A compound that stabilizes a protein crucial for the survival of motor neurons helped cells of amyotrophic lateral sclerosis (ALS) patients survive longer in experiments performed in lab dishes.
The discovery builds on research about a childhood neuromuscular disease — spinal muscular atrophy (SMA) — and may lead to new treatments for both conditions, according to the study, “Single-Cell Analysis of SMN Reveals Its Broader Role in Neuromuscular Disease,” which appeared in the journal Cell Reports.
The survival of motor neuron (SMN) protein is abnormal in children with SMA, who carry mutations in the gene coding for the protein. Although SMN exists in all cells, motor neurons are, for some reason, more vulnerable to the lack of this protein and start dying first.
When researchers at the Harvard Stem Cell Institute (HSCI) studied cells from SMA patients, they were in for another surprise: not only do motor neurons die before other cell types, but individual neurons die at very different rates.
“Clearly, some motor neurons were surviving, so the next question was whether this is random or if there is a molecular explanation,” Lee Rubin, a professor at the Harvard Department of Stem Cell and Regenerative Biology and the study’s senior author, said in a press release.

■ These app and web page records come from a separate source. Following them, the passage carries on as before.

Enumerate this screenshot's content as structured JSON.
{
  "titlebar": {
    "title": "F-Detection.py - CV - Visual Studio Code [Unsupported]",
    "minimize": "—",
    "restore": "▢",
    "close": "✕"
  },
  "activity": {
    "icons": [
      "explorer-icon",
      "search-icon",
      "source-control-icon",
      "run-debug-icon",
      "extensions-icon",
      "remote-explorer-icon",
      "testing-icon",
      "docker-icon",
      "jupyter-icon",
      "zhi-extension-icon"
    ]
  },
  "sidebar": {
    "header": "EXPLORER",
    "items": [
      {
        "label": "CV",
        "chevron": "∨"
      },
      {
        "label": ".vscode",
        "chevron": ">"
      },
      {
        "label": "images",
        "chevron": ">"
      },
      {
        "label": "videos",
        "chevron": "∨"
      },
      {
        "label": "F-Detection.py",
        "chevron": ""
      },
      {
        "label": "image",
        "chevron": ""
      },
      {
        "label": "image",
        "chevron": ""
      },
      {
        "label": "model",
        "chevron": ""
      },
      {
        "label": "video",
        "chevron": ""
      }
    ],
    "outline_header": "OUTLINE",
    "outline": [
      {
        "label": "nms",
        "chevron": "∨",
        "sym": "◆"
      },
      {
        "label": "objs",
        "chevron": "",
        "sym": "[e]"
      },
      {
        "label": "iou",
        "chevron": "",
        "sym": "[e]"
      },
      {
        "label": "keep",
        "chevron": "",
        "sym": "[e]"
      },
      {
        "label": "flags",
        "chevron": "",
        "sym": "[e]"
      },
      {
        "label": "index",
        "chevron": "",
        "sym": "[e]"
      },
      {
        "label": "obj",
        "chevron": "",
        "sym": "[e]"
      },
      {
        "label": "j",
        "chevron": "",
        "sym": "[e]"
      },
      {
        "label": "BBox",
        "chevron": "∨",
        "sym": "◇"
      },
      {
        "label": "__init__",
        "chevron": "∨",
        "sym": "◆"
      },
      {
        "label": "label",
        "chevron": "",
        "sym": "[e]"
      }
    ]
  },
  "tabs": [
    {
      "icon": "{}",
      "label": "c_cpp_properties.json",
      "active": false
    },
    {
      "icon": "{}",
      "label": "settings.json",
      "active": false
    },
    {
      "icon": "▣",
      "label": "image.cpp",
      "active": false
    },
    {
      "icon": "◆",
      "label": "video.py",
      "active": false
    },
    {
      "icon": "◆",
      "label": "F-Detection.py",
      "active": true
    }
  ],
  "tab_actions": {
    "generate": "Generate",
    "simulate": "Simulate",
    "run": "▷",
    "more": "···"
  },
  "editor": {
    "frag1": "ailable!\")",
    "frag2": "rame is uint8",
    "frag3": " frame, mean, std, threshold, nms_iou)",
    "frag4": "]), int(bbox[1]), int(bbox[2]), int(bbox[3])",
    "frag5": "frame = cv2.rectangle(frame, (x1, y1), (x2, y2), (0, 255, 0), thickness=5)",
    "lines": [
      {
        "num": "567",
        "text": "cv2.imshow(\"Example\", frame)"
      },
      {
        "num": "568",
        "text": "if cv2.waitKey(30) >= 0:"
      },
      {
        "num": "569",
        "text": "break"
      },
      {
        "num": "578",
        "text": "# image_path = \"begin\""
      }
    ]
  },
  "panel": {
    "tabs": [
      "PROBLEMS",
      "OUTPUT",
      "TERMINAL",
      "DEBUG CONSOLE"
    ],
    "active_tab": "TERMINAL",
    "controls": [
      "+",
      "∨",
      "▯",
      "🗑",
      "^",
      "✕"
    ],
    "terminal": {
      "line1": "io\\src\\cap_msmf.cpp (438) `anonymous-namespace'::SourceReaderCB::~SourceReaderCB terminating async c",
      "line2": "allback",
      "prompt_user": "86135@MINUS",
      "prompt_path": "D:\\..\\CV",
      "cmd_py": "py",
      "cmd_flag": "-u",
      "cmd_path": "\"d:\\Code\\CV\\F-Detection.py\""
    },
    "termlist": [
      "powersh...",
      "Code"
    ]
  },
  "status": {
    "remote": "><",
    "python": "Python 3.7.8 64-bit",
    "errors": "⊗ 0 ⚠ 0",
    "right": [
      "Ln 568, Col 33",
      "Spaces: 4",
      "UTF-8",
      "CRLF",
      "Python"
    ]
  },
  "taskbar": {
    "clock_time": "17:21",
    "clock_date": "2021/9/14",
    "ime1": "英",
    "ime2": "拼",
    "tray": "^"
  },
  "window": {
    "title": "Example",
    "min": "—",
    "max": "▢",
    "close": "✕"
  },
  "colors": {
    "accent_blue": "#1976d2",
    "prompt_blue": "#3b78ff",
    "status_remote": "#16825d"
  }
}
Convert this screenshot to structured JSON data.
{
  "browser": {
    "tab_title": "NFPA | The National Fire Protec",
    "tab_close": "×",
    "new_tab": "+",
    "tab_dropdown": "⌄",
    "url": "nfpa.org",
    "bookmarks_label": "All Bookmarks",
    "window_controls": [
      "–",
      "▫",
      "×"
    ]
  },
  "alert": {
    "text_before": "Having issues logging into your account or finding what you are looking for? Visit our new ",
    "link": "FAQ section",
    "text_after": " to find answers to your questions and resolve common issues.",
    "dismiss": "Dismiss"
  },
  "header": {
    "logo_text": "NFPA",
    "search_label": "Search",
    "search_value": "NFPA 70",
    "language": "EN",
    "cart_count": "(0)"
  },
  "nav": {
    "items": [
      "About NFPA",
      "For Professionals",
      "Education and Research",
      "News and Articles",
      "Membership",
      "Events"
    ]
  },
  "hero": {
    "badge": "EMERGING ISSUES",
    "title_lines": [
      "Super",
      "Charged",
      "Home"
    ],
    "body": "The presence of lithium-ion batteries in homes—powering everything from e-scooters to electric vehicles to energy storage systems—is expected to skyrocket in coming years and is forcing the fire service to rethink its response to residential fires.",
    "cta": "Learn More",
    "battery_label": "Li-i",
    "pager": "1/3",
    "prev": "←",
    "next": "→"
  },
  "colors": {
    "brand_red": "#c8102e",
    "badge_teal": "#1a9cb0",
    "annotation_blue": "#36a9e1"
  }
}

An analysis revealed that within a single petri dish of motor neurons derived from an SMA patient, some produced up to four times as much SMN protein as their neighbors. The cells with more of the protein were more likely to survive, just as when researchers exposed them to various types of stress.
“The surprise was when we looked in a control culture and also saw differences between the individual neurons,” said Rubin, who is also an HSCI executive committee member.
“It is clear that the SMN protein is necessary for all motor neuron survival, not just motor neurons targeted by ALS or SMA,” added Natalia Rodríguez-Muela, a postdoctoral researcher in Rubin’s lab and lead author of the study.
Equipped with this knowledge, the team went back to search for potential compounds that could increase the amount of SMN in the cells.
They homed in on a factor that belongs to a family of proteins called Cullins. Just as they had suspected, blocking the protein made SMN less likely to degrade, and cell levels of the protein increased. They saw the same effect in human lab-grown neurons and mouse models of ALS and SMA.
“This discovery opens up new lines of drug interrogation,” said Rubin, adding that the discovery points to an “unexplored therapeutic direction that could benefit patients of not one, but two separate diseases.”